*What the task requires*: A complete answer lists every line of the entries below where the string "icon" appears.
----------
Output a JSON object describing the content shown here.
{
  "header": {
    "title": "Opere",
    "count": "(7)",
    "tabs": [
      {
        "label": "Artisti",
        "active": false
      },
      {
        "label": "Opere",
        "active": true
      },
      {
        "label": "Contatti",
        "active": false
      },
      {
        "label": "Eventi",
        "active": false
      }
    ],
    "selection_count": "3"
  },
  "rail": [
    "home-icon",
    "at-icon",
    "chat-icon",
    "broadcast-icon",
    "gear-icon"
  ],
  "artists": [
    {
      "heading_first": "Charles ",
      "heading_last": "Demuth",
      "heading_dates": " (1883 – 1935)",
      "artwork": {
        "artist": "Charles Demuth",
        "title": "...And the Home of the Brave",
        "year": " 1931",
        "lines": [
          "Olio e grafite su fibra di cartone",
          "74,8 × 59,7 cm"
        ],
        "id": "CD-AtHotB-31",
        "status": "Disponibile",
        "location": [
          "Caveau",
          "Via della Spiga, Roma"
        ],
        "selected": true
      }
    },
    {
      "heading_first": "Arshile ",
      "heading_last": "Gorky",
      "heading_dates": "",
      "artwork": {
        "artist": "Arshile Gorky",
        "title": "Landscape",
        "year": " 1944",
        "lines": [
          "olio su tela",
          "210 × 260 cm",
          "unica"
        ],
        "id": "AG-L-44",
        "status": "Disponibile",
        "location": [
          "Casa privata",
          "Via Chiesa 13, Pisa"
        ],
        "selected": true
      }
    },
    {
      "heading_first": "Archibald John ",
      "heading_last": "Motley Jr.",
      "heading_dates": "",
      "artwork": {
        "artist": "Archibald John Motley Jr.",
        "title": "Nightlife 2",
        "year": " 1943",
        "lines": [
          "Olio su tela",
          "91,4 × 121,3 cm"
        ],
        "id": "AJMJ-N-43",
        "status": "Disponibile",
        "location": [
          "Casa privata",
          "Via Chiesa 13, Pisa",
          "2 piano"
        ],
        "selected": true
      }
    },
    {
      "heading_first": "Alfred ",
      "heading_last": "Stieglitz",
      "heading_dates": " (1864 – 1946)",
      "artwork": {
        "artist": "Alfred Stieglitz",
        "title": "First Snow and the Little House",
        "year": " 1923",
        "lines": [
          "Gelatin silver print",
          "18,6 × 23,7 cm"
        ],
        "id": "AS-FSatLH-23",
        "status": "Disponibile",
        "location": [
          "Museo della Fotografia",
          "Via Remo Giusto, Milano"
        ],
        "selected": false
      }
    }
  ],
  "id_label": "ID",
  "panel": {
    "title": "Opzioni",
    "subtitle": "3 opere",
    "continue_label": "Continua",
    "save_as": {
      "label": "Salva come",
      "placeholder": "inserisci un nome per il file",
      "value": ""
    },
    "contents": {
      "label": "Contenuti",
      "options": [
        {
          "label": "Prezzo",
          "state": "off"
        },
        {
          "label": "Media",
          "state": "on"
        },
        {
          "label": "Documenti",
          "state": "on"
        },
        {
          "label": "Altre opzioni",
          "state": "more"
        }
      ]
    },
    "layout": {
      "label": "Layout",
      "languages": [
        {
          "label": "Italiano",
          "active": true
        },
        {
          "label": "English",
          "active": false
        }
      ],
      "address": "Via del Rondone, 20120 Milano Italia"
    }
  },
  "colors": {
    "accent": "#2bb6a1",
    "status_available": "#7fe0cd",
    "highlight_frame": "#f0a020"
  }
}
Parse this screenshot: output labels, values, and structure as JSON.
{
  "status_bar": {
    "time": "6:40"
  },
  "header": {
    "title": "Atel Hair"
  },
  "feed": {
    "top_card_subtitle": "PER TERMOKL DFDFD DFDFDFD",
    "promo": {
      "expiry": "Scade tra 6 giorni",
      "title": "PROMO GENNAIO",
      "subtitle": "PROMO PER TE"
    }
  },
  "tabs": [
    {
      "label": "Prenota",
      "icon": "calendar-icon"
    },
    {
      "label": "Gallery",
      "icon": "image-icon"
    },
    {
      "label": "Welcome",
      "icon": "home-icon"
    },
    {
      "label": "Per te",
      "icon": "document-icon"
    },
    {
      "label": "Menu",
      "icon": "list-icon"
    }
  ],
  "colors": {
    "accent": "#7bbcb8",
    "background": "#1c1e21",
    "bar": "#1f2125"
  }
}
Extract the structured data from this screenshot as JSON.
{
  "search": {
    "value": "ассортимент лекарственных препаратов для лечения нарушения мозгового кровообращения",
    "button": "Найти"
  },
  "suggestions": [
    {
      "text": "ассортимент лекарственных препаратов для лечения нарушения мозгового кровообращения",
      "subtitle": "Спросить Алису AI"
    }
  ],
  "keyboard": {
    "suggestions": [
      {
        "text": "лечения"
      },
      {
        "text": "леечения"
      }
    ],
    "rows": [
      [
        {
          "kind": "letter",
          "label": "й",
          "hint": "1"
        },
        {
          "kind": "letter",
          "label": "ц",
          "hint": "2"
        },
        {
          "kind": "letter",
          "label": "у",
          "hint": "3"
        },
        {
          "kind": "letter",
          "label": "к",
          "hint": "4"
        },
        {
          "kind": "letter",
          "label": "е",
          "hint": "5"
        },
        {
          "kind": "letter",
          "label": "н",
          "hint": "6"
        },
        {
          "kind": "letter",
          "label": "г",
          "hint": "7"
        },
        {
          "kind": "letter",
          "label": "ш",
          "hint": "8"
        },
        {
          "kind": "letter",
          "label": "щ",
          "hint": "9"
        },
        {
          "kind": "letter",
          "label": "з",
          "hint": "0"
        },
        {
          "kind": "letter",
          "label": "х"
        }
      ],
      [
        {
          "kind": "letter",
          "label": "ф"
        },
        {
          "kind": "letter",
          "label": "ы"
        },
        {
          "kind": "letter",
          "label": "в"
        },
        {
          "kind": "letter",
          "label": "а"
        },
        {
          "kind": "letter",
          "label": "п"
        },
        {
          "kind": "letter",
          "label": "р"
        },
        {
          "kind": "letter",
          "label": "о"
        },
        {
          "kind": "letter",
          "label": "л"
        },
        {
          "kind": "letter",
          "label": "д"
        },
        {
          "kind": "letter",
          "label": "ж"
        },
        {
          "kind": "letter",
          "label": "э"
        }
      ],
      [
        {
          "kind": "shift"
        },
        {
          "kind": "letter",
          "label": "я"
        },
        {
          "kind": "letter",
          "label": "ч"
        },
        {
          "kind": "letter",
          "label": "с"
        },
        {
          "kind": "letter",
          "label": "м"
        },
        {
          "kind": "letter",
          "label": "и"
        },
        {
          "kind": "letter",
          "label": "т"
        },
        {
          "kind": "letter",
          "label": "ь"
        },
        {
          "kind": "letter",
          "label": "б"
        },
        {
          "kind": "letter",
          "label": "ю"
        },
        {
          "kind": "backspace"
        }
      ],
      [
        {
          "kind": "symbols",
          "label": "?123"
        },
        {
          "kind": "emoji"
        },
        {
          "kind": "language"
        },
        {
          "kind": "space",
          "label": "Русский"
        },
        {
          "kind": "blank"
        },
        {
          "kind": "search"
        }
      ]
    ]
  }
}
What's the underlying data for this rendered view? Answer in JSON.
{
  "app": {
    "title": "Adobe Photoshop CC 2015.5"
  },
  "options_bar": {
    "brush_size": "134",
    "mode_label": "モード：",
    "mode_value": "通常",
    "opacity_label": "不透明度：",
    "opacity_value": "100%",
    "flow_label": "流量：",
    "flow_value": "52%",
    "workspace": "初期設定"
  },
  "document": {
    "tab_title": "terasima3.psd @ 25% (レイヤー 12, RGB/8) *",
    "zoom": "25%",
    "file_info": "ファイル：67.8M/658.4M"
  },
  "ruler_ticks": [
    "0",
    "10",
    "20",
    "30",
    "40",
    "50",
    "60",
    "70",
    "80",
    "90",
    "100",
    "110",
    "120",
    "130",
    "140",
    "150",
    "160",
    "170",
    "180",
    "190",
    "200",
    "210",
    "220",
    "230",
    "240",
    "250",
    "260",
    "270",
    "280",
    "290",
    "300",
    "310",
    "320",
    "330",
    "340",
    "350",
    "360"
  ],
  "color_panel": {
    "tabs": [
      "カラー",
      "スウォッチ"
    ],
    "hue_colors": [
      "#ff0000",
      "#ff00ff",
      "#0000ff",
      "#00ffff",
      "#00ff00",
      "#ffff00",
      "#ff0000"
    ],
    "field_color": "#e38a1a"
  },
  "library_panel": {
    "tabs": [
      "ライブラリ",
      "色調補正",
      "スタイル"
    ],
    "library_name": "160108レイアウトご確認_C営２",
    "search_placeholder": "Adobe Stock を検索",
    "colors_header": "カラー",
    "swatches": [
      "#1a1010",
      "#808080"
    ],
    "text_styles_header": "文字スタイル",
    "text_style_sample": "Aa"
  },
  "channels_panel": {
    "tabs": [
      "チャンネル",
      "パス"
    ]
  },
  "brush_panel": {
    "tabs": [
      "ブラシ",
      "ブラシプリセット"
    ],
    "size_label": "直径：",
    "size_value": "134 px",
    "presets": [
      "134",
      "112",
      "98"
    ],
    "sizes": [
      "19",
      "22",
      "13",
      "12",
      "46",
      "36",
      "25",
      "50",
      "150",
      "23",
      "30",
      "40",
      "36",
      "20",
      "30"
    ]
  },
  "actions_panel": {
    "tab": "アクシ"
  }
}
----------
*Exercise response*:
    "home-icon",
    "at-icon",
    "chat-icon",
    "broadcast-icon",
    "gear-icon"
      "icon": "calendar-icon"
      "icon": "image-icon"
      "icon": "home-icon"
      "icon": "document-icon"
      "icon": "list-icon"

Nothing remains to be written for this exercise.